**What needs to be done**
Go through the records below line by line, counting those that contain the word "value"; answer with the count only.
╭─ Record set
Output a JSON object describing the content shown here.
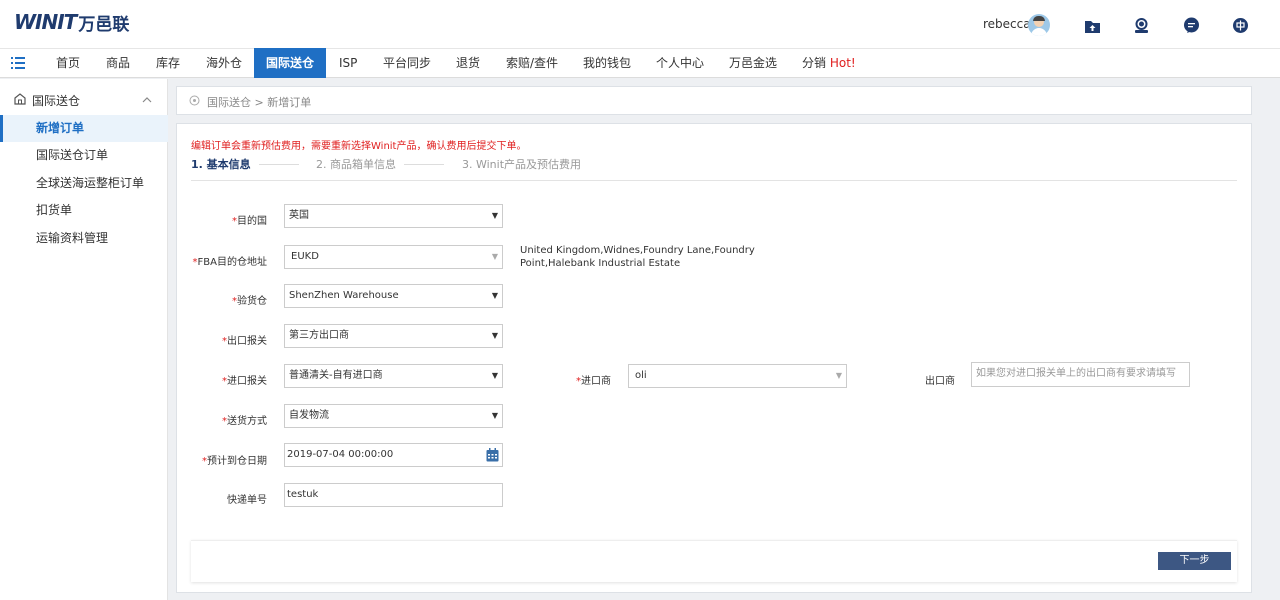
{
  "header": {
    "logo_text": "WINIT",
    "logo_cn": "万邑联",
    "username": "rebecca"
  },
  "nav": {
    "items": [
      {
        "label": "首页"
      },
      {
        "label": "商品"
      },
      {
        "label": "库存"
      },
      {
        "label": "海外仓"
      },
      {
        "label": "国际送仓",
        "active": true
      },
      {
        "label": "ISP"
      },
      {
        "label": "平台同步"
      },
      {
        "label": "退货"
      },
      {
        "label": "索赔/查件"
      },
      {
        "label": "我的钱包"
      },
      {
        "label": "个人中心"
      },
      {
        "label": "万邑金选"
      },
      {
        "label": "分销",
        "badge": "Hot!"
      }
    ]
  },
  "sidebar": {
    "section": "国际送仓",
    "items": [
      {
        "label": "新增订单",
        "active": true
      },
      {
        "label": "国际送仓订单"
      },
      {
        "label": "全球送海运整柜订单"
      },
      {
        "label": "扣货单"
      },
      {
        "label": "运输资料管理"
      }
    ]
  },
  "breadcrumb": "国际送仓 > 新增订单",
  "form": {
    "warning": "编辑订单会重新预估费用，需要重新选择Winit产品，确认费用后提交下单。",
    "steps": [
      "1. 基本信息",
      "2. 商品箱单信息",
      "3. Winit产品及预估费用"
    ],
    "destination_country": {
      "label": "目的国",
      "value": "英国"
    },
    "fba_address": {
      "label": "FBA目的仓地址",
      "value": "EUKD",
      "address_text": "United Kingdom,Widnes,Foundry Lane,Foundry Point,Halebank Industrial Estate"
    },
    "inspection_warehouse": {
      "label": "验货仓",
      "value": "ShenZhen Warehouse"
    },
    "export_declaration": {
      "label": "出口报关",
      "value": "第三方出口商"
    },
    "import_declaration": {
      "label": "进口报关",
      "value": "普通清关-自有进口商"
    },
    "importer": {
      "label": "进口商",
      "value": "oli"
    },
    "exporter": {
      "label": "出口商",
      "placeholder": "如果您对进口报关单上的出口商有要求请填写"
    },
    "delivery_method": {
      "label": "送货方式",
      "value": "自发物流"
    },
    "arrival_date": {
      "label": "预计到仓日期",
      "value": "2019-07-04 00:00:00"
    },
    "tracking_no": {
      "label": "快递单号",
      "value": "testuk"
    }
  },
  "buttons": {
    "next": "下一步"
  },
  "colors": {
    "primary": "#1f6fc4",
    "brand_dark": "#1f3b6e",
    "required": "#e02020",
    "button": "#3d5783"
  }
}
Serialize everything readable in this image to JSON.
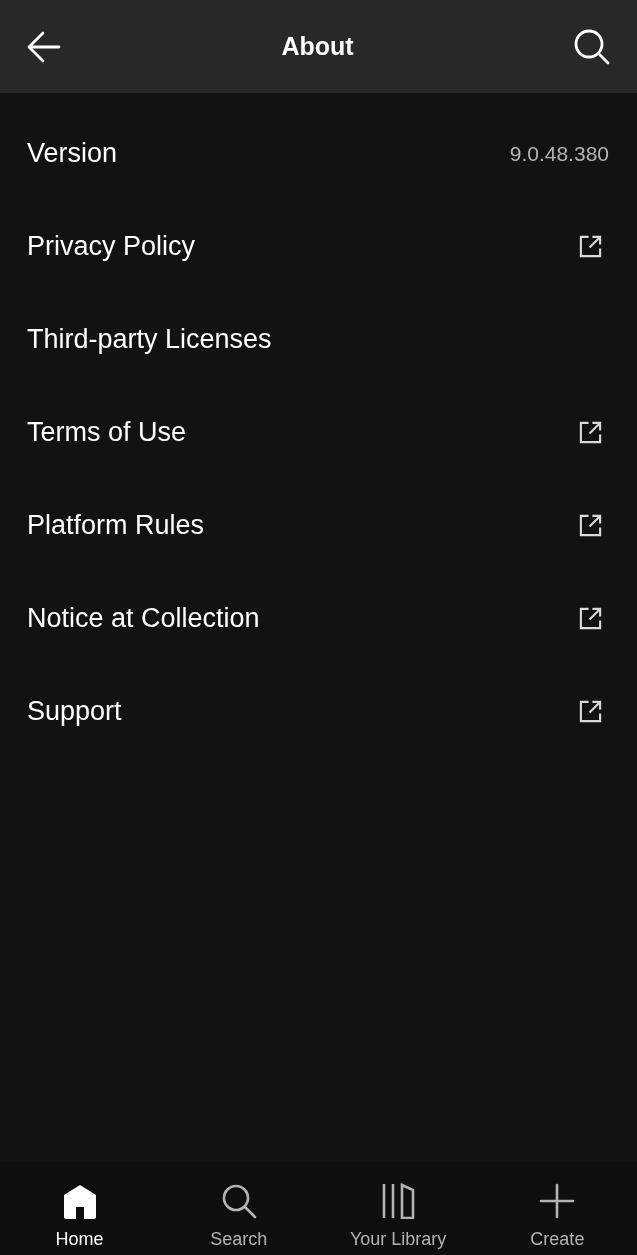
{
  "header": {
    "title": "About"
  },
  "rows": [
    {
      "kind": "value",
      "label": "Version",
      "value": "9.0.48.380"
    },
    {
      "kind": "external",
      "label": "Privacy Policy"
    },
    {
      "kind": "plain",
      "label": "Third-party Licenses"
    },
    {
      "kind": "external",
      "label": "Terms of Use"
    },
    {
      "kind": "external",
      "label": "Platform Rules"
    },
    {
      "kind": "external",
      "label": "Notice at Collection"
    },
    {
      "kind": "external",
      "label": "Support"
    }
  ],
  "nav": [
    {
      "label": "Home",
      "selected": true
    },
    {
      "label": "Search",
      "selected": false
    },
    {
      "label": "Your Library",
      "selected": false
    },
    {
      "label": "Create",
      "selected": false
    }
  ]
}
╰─
**Solution to the exercise**
11